Marojejy also contains a wide variety of fauna, including 115 species of birds and 11 species of lemurs. A third of reptile and amphibian species known in Madagascar are identified, 16 of which are endemic to the high mountain. But the reputation of the park is in particular due to the presence of the rare Prophitecus candidus or Simpona Malandy.

Protected Area Complex of Masoala         

The Masoala complex is the the largest protected area in Madagascar including Masoala Park and Nosy Mangabe Special Reserve.

Besides its large surface area, located in the North East, Masoala Complex amazes by its geographical characteristics as it is one of the few places in Madagascar where primary forest descends lower than 1,300m altitude to the sea. This environment makes the region one of the richest in terms of biodiversity: half of all species of plants, mammals, birds, amphibians and reptiles in Madagascar can be found there. The flora, apart from ferns, is composed of about 50 species of palms, 7 species of mangrove and about 100 species of seaweeds. In Masoala, there are more than 600 species of plants including one of the most fascinating carnivorous plants: the Nepenthes masoalensis.

The fauna of Masoala is also very rich : 102 species of birds found (60% are endemic) including the Madagascar Serpent Eagle also called Eutriorchis astur, 10 species of lemurs, a wide variety of reptiles, amphibians and fishes.

The sea of Masoala is also rich, in particular with the Humpback Whale and the Southern Right Whale, the bottlenose dolphin and the pink belly dolphin. A species of Sirenians, Dugong, also exists in this region. Seabeds are not left out, with no less than 41 coral genera.

Analamazoatra Mantadia Complex            

Analamazoatra Mantadia is the sanctuary of biodiversity closest to the capital, Antananarivo.
It is in this green setting, destined for its preservation in the heart of the rainforest, that the biggest and most "human-like" lemurs, the famous Indri have made their home. Indeed, this primate - endemic to Madagascar - would share some characteristics with humans, the most visible are its preference for group living and monogamy.


The humid climate and lush vegetation of Mantadia have been greatly favourable for the development of biodiversity. On the 15,480ha partially covered with forest, lianas and epiphytes such as mosses, ferns and orchids meet their needs. They in fact vary widely, with more than 100 species inventoried. They coexist with invasive species such as Camelea sinensis and Rubus mauricana. 

Apart from the Indri, 13 other species of lemurs, 51 species of Boa reptiles including the famous Boa Manditra and 84 species of amphibians live in Mantadia. In the rivers live several endemic species of fishes.
Insects are not left out. Lepidoptera and Coleoptera represent more than half of all inventoried insects, with extremely rare species such as Urania madagascariensis, known as being one of the seven most beautiful butterflies in the world.

The Makay Massif             

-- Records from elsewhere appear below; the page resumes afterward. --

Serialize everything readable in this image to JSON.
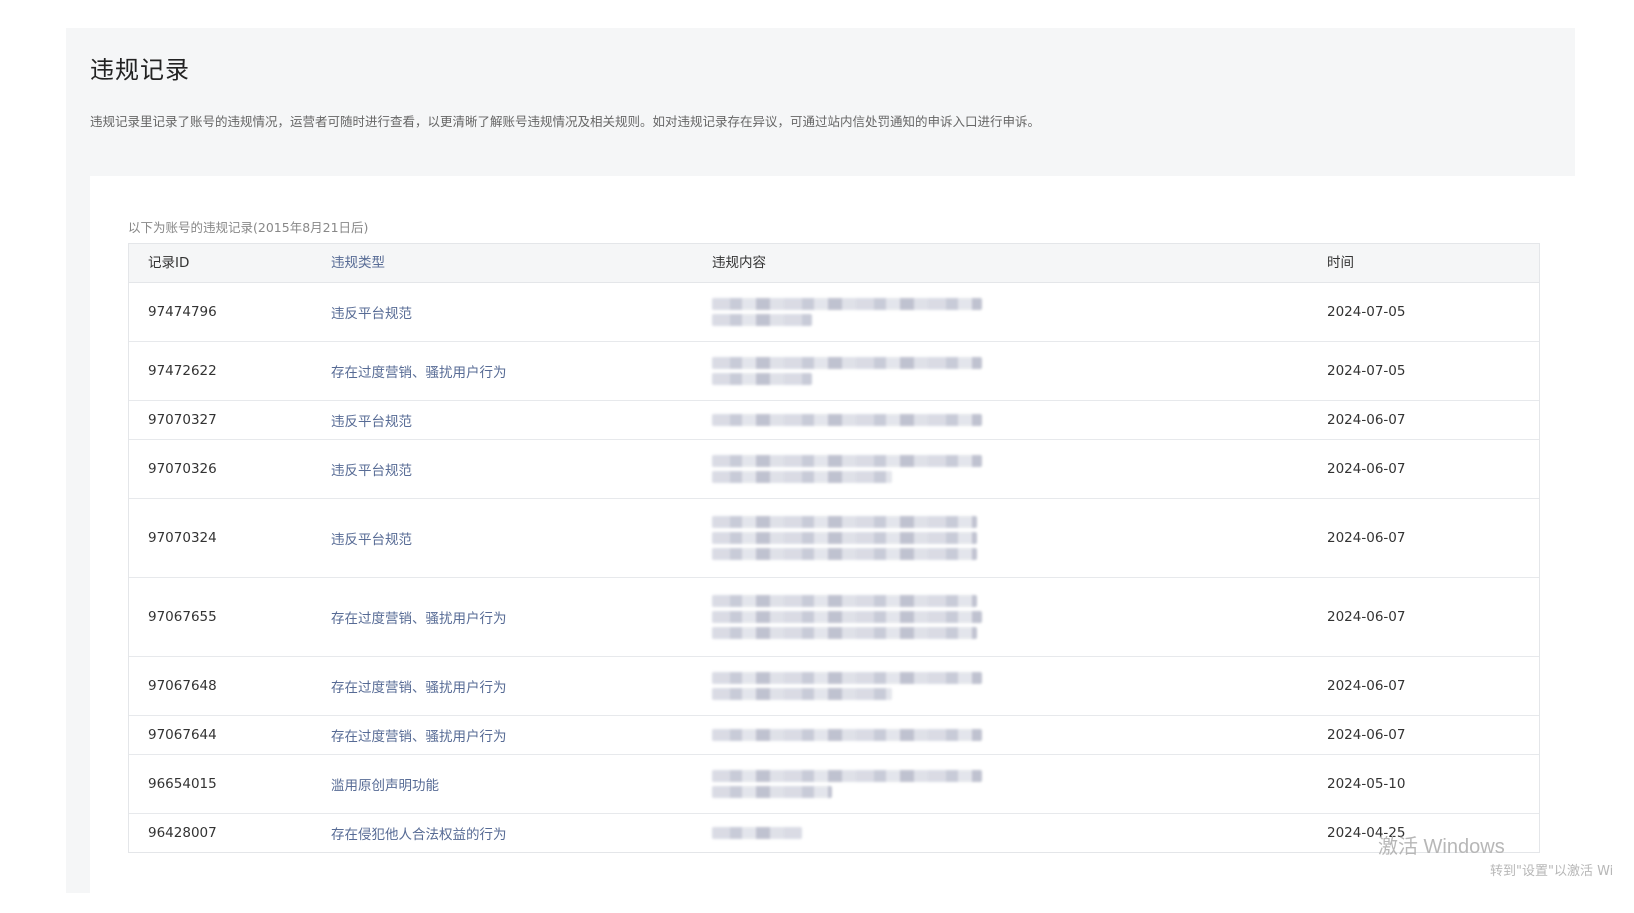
{
  "page": {
    "title": "违规记录",
    "description": "违规记录里记录了账号的违规情况，运营者可随时进行查看，以更清晰了解账号违规情况及相关规则。如对违规记录存在异议，可通过站内信处罚通知的申诉入口进行申诉。",
    "caption": "以下为账号的违规记录(2015年8月21日后)"
  },
  "table": {
    "headers": {
      "id": "记录ID",
      "type": "违规类型",
      "content": "违规内容",
      "time": "时间"
    },
    "rows": [
      {
        "id": "97474796",
        "type": "违反平台规范",
        "time": "2024-07-05",
        "content_lines": 2
      },
      {
        "id": "97472622",
        "type": "存在过度营销、骚扰用户行为",
        "time": "2024-07-05",
        "content_lines": 2
      },
      {
        "id": "97070327",
        "type": "违反平台规范",
        "time": "2024-06-07",
        "content_lines": 1
      },
      {
        "id": "97070326",
        "type": "违反平台规范",
        "time": "2024-06-07",
        "content_lines": 2
      },
      {
        "id": "97070324",
        "type": "违反平台规范",
        "time": "2024-06-07",
        "content_lines": 3
      },
      {
        "id": "97067655",
        "type": "存在过度营销、骚扰用户行为",
        "time": "2024-06-07",
        "content_lines": 3
      },
      {
        "id": "97067648",
        "type": "存在过度营销、骚扰用户行为",
        "time": "2024-06-07",
        "content_lines": 2
      },
      {
        "id": "97067644",
        "type": "存在过度营销、骚扰用户行为",
        "time": "2024-06-07",
        "content_lines": 1
      },
      {
        "id": "96654015",
        "type": "滥用原创声明功能",
        "time": "2024-05-10",
        "content_lines": 2
      },
      {
        "id": "96428007",
        "type": "存在侵犯他人合法权益的行为",
        "time": "2024-04-25",
        "content_lines": 1
      }
    ]
  },
  "watermark": {
    "line1": "激活 Windows",
    "line2": "转到\"设置\"以激活 Wi"
  }
}
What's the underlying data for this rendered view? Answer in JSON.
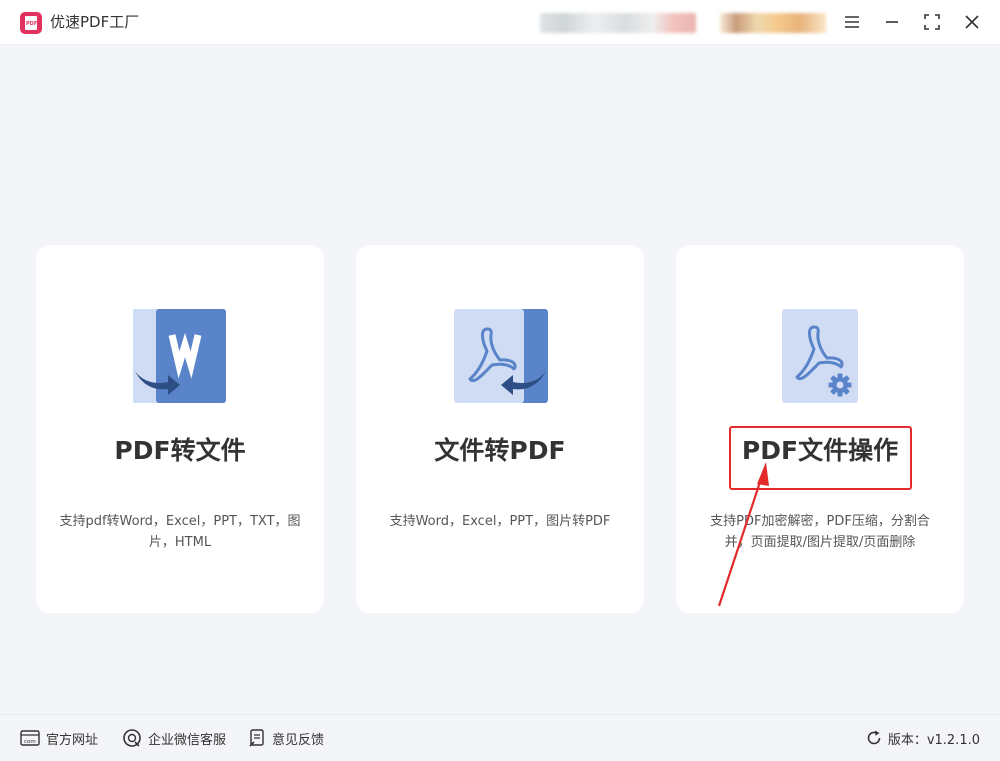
{
  "app": {
    "title": "优速PDF工厂",
    "logo_text": "PDF"
  },
  "window_controls": [
    "menu-icon",
    "minimize-icon",
    "maximize-icon",
    "close-icon"
  ],
  "cards": [
    {
      "title": "PDF转文件",
      "description": "支持pdf转Word，Excel，PPT，TXT，图片，HTML",
      "icon": "pdf-to-word-icon"
    },
    {
      "title": "文件转PDF",
      "description": "支持Word，Excel，PPT，图片转PDF",
      "icon": "file-to-pdf-icon"
    },
    {
      "title": "PDF文件操作",
      "description": "支持PDF加密解密，PDF压缩，分割合并，页面提取/图片提取/页面删除",
      "icon": "pdf-settings-icon"
    }
  ],
  "footer": {
    "links": [
      {
        "label": "官方网址",
        "icon": "website-icon"
      },
      {
        "label": "企业微信客服",
        "icon": "support-icon"
      },
      {
        "label": "意见反馈",
        "icon": "feedback-icon"
      }
    ],
    "version_text": "版本：v1.2.1.0"
  },
  "colors": {
    "background": "#f4f5f8",
    "card": "#ffffff",
    "icon_dark": "#5a84c9",
    "icon_light": "#d0dcf3",
    "arrow": "#2d4f86",
    "annotation": "#e32b2b",
    "logo": "#e0315f"
  }
}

Even more enigmatic, Makay was sculpted in huge massifs of crystalline rocks by erosion for several hundred millions of years. Stretching over more than 7,500sq km in South-West Madagascar, it is a real monument of nature, and it’s difficult access makes it one of the least explored and exploited areas.
Tropical rains cause significant disintegration of sandstone which is manifested by landslides, formation of caves, and agglomeration of large amounts of white quartz at the bottom of the canyons.

The valleys with a depth of several hundred meters were suitable for the development of many plants and animals species which have been self-sufficient for millions of years to generate new species. In a first inventory of biodiversity, biologists have been able to record some new varieties of endemic plant; on their side, ichthyologists have caught a little fish named Pachypanchax absolutely unexpected in this region.
Among all the hidden treasures of the sanctuary, a team of scientists discovered what may be the most ancient petroglyphs in the Island in many caves and rock shelters of the Massif. Some have been identified by scientists as dating from the 13th century. 

So the Makay, often described as the last Eden, contains an infinite amount of treasures to discover.